Tuesday, February 5, 2013

Sweet Dreams

My family cosleeps. The first five weeks of Kitty's life I slept on our couch in the living room with her on my chest. Well, mostly she slept and I spent my nights staring at her and watching every little breath she took. That time seems like such a blur now. I remember several episodes of The Golden Girls and a late night viewing of South Pacific all while breathing in and out with my new perfect baby. 

At around six weeks I moved back into our king sized bed and I took Kitty with me. I was nervous about this, I never planned on cosleeping, we had purchased a very lovely, very fancy bassinet and I fully intended to use it.

Once we moved into the bed our nights became even easier. Kitty wouldn't even wake up enough to cry, I would feel her nudge me when she needed to nurse and all I had to do was pop a boob into her mouth and we both drifted back off to sleep. Up until about a month ago she would sleep in the crook of my arm, I didn't move, roll or change my position in my sleep. I would wake up in the same position that I had fallen asleep in, Kitty nestled near me, always on her back. I took care to tuck the sheet in at the bottom of our bed so that it couldn't creep any further up than my waist so that she wouldn't become tangled in it. I bought a special room thermometer to keep her at the right temperature and we also bought a room fan to keep the air circulating and cool. I kept only one pillow on the bed and made sure it was far from her head. 

One night, I attempted to put Kitty in her bassinet. After about one minute I began to feel panicked, I couldn't see her, I couldn't feel her breathe, it felt wrong. I almost immediately picked her up and snuggled in with her for the night.

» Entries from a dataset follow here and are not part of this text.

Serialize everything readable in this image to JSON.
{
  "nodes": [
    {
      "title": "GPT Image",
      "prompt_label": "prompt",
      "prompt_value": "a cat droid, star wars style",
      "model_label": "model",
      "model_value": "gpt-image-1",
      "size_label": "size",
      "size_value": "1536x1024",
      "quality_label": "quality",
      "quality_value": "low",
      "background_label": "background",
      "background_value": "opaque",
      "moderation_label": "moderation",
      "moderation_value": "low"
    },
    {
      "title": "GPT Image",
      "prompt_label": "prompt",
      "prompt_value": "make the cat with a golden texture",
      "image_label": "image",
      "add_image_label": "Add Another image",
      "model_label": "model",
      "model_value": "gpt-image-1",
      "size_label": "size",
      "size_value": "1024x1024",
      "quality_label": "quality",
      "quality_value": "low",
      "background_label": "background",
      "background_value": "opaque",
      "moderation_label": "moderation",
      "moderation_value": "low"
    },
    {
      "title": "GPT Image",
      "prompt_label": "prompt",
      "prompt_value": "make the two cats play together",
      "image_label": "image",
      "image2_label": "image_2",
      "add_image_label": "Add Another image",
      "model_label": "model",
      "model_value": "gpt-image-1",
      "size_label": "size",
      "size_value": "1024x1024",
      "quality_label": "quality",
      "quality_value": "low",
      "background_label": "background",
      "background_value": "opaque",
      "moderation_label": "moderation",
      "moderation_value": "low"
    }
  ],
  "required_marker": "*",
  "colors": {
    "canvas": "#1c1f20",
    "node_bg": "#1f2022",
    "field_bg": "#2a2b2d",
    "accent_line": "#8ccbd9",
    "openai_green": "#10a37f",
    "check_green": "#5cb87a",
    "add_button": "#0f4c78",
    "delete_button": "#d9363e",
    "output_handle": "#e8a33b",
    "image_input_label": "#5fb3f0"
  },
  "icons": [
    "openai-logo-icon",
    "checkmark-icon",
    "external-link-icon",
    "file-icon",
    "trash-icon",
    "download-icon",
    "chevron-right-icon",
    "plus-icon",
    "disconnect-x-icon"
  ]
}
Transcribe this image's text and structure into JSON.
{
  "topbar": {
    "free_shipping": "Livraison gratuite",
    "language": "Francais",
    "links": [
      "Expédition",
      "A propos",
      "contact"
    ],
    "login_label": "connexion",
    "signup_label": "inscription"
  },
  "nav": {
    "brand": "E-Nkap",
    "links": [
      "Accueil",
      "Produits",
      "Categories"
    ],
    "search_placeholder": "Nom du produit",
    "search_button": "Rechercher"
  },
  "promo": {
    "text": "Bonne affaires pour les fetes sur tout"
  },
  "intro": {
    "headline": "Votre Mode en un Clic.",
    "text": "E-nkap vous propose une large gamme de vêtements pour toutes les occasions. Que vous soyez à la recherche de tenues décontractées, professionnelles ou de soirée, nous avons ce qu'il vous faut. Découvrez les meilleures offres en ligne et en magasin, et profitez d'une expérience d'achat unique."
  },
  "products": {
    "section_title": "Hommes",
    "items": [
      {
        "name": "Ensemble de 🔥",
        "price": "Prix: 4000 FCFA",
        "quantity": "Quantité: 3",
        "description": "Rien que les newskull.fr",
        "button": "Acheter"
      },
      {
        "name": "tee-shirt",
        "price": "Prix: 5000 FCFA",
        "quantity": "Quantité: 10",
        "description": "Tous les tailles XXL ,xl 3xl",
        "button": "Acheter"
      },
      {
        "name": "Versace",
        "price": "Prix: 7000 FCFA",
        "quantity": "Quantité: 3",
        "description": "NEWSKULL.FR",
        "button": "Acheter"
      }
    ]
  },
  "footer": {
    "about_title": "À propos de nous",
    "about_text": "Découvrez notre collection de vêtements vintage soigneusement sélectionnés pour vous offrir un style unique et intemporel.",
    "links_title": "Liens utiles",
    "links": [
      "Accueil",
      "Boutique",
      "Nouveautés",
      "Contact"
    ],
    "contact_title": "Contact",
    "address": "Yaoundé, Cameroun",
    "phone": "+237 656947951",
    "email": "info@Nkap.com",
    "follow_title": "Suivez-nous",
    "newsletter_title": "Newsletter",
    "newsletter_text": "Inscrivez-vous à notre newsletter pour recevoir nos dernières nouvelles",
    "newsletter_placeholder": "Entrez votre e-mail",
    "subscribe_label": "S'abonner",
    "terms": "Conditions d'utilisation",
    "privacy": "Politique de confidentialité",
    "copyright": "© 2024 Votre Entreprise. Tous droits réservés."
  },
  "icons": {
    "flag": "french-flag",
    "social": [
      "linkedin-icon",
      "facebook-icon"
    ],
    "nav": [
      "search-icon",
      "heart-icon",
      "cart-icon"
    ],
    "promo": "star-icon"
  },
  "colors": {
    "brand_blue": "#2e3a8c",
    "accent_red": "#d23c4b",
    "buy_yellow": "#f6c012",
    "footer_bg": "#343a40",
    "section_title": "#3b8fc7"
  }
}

I do not care how other parents or their children sleep. It in no way affects me or my family. I don't believe that cosleeping is the best way or that I am in any way a better parent for cosleeping. I just know that it works for us. Kitty nearly always sleeps at least 9 hours a night and is down to about 1 nursing session in the middle. 

Having her in our bed does not bother us. For some reason though, it seems to bother other people. The look on peoples faces when I tell them that she has never slept on her own is a mix of pity and horror. I often hear that I "will never be able to get her out of my bed" or "don't I want her to sleep on her own?" I feel judged. I feel judged in a lot of the things I chose to do while raising my daughter, but that is for another time. What I want to say when people say these things is, "She is not in your bed, so don't worry about it." I think the biggest misconception is that I must feel trapped with her in my bed, on the contrary, I will miss it when she is in her own. At night she has already begun nursing, then unlatching and turning away from me. She doesn't even need me to snuggle her all night, I have full faith that when she is ready for her own bed, she will be perfectly content there.

The concept of "sleep training" is bizarre to me. I don't see my child as a being who needs to be trained, I instead want to encourage her in her decisions and guide her as she grows. I feel that parents who have "sleep trained" consider themselves superior in some way, because they have detached their child from their bed, because they are "strong enough" to let their baby cry, they are better than me. Cosleeping or "sleep training" does not make you a better parent, it doesn't make you a better person, it simply means we chose to parent differently. Everyone is my family is happy, everyone is healthy and I respect other parents means to come to this in their own way. So I would appreciate it if my way were respected as well.

I have no issue being there for my daughter when she wakes, I have no issue with cuddling her all night long and falling asleep while I breathe in the sweet smell of her hair, her milky breath. I know this time will not last forever. Someday she won't want to snuggle with me, someday she will probably slam a door in my face and tell me she hates me. I do not need a shocked look, I do not need your pity that I share my bed, that I fall asleep next to the two people I love most on this earth. For now I want to hold my daughter while she dreams and I want to wake up to her sweet delighted smile. If that means that she takes longer to transition to sleeping on her own, well, we'll cross that bridge when we come to it, just like everything else we have done since becoming a family.